(Available data)
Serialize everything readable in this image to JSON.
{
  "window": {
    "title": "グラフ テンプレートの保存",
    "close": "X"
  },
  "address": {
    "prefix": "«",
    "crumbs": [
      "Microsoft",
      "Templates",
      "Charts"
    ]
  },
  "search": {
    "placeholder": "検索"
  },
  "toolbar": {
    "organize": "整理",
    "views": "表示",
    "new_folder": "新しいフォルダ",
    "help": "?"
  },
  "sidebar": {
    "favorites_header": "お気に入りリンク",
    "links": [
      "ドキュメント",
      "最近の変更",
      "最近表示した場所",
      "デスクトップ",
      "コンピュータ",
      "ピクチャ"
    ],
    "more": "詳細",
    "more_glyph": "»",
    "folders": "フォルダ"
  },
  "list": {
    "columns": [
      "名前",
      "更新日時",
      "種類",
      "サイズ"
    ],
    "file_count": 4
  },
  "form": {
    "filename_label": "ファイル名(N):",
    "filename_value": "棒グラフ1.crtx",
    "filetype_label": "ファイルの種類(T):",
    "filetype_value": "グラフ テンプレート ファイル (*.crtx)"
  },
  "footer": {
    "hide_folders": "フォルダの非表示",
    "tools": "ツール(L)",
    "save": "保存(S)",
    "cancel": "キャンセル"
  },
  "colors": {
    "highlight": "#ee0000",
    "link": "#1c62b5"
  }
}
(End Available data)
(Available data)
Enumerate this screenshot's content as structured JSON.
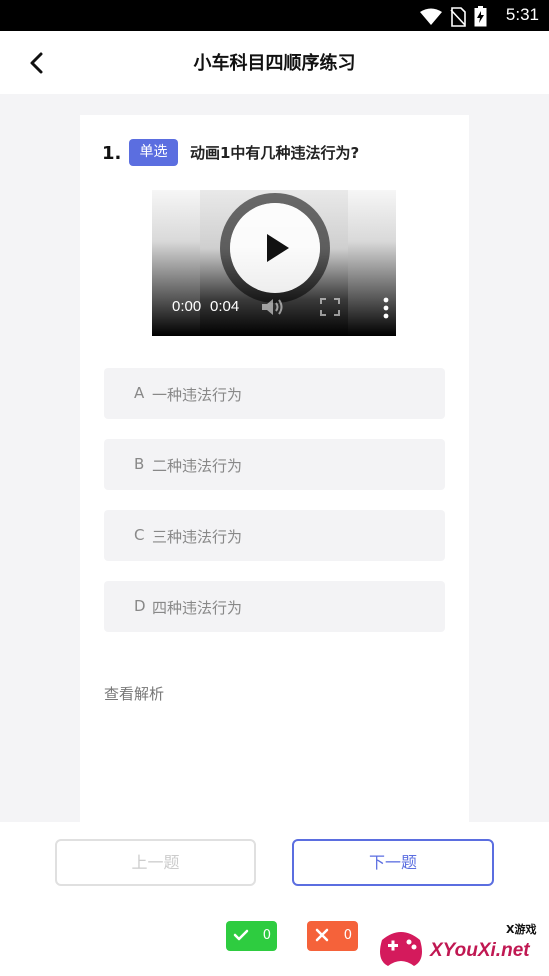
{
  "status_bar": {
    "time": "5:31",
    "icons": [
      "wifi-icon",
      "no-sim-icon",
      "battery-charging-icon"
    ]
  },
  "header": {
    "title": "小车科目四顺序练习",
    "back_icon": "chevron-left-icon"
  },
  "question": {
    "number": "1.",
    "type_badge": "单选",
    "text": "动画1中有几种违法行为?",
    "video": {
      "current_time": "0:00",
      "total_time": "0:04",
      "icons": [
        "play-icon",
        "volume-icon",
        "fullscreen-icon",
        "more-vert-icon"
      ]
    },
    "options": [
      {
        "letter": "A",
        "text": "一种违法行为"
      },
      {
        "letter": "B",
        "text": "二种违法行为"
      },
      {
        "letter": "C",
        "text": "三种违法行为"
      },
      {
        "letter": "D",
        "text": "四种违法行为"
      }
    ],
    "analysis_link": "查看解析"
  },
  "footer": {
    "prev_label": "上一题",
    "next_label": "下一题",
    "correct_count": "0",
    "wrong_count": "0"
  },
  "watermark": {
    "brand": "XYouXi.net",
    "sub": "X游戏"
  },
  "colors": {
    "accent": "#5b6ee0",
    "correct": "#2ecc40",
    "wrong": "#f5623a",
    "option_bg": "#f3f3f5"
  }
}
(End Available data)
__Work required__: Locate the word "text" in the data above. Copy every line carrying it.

__Solved exercise__:
    "text": "动画1中有几种违法行为?",
        "text": "一种违法行为"
        "text": "二种违法行为"
        "text": "三种违法行为"
        "text": "四种违法行为"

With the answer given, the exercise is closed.